### Exercise prompt
Copy the records below exactly, leaving out any pictures.

Stored data entries
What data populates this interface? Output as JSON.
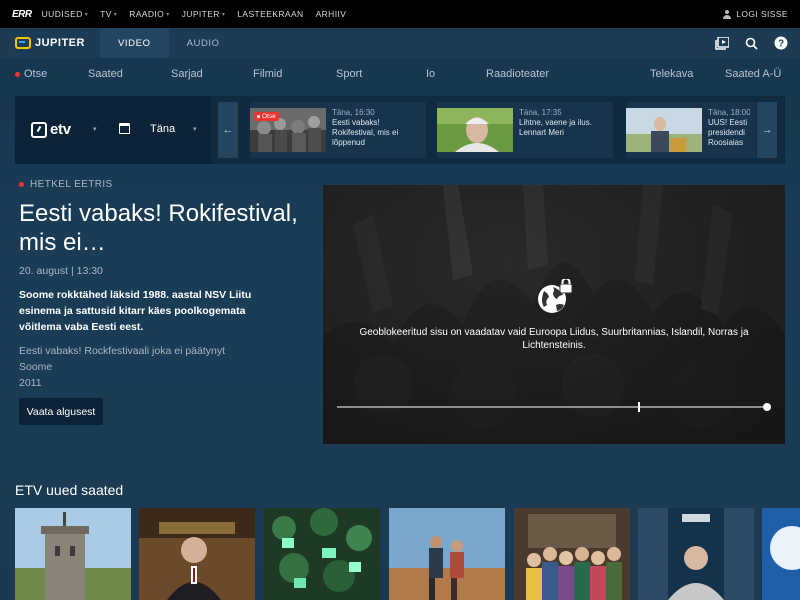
{
  "topbar": {
    "logo": "ERR",
    "nav": [
      {
        "label": "UUDISED",
        "chevron": true
      },
      {
        "label": "TV",
        "chevron": true
      },
      {
        "label": "RAADIO",
        "chevron": true
      },
      {
        "label": "JUPITER",
        "chevron": true
      },
      {
        "label": "LASTEEKRAAN",
        "chevron": false
      },
      {
        "label": "ARHIIV",
        "chevron": false
      }
    ],
    "login_label": "LOGI SISSE"
  },
  "header": {
    "logo_text": "JUPITER",
    "tabs": [
      {
        "label": "VIDEO",
        "active": true
      },
      {
        "label": "AUDIO",
        "active": false
      }
    ],
    "icons": [
      "playlist-icon",
      "search-icon",
      "help-icon"
    ]
  },
  "categories": {
    "items": [
      "Otse",
      "Saated",
      "Sarjad",
      "Filmid",
      "Sport",
      "Io",
      "Raadioteater",
      "Telekava",
      "Saated A-Ü"
    ]
  },
  "schedule": {
    "channel": "etv",
    "day": "Täna",
    "programs": [
      {
        "time": "Täna, 16:30",
        "title": "Eesti vabaks! Rokifestival, mis ei lõppenud",
        "badge": "Otse"
      },
      {
        "time": "Täna, 17:35",
        "title": "Lihtne, vaene ja ilus. Lennart Meri",
        "badge": ""
      },
      {
        "time": "Täna, 18:00",
        "title": "UUS! Eesti presidendi Roosiaias",
        "badge": ""
      }
    ]
  },
  "now_on_air": {
    "label": "HETKEL EETRIS",
    "title": "Eesti vabaks! Rokifestival, mis ei…",
    "date": "20. august | 13:30",
    "description": "Soome rokktähed läksid 1988. aastal NSV Liitu esinema ja sattusid kitarr käes poolkogemata võitlema vaba Eesti eest.",
    "original_title": "Eesti vabaks! Rockfestivaali joka ei päätynyt",
    "country": "Soome",
    "year": "2011",
    "watch_button": "Vaata algusest"
  },
  "player": {
    "geoblock_message": "Geoblokeeritud sisu on vaadatav vaid Euroopa Liidus, Suurbritannias, Islandil, Norras ja Lichtensteinis.",
    "progress": 0.7
  },
  "new_shows": {
    "title": "ETV uued saated"
  },
  "colors": {
    "background": "#1a3d57",
    "live_red": "#e8352e",
    "jupiter_yellow": "#f5c400"
  }
}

### The answer
What data populates this interface? Output as JSON.
{
  "topbar": {
    "logo": "ERR",
    "nav": [
      {
        "label": "UUDISED",
        "chevron": true
      },
      {
        "label": "TV",
        "chevron": true
      },
      {
        "label": "RAADIO",
        "chevron": true
      },
      {
        "label": "JUPITER",
        "chevron": true
      },
      {
        "label": "LASTEEKRAAN",
        "chevron": false
      },
      {
        "label": "ARHIIV",
        "chevron": false
      }
    ],
    "login_label": "LOGI SISSE"
  },
  "header": {
    "logo_text": "JUPITER",
    "tabs": [
      {
        "label": "VIDEO",
        "active": true
      },
      {
        "label": "AUDIO",
        "active": false
      }
    ],
    "icons": [
      "playlist-icon",
      "search-icon",
      "help-icon"
    ]
  },
  "categories": {
    "items": [
      "Otse",
      "Saated",
      "Sarjad",
      "Filmid",
      "Sport",
      "Io",
      "Raadioteater",
      "Telekava",
      "Saated A-Ü"
    ]
  },
  "schedule": {
    "channel": "etv",
    "day": "Täna",
    "programs": [
      {
        "time": "Täna, 16:30",
        "title": "Eesti vabaks! Rokifestival, mis ei lõppenud",
        "badge": "Otse"
      },
      {
        "time": "Täna, 17:35",
        "title": "Lihtne, vaene ja ilus. Lennart Meri",
        "badge": ""
      },
      {
        "time": "Täna, 18:00",
        "title": "UUS! Eesti presidendi Roosiaias",
        "badge": ""
      }
    ]
  },
  "now_on_air": {
    "label": "HETKEL EETRIS",
    "title": "Eesti vabaks! Rokifestival, mis ei…",
    "date": "20. august | 13:30",
    "description": "Soome rokktähed läksid 1988. aastal NSV Liitu esinema ja sattusid kitarr käes poolkogemata võitlema vaba Eesti eest.",
    "original_title": "Eesti vabaks! Rockfestivaali joka ei päätynyt",
    "country": "Soome",
    "year": "2011",
    "watch_button": "Vaata algusest"
  },
  "player": {
    "geoblock_message": "Geoblokeeritud sisu on vaadatav vaid Euroopa Liidus, Suurbritannias, Islandil, Norras ja Lichtensteinis.",
    "progress": 0.7
  },
  "new_shows": {
    "title": "ETV uued saated"
  },
  "colors": {
    "background": "#1a3d57",
    "live_red": "#e8352e",
    "jupiter_yellow": "#f5c400"
  }
}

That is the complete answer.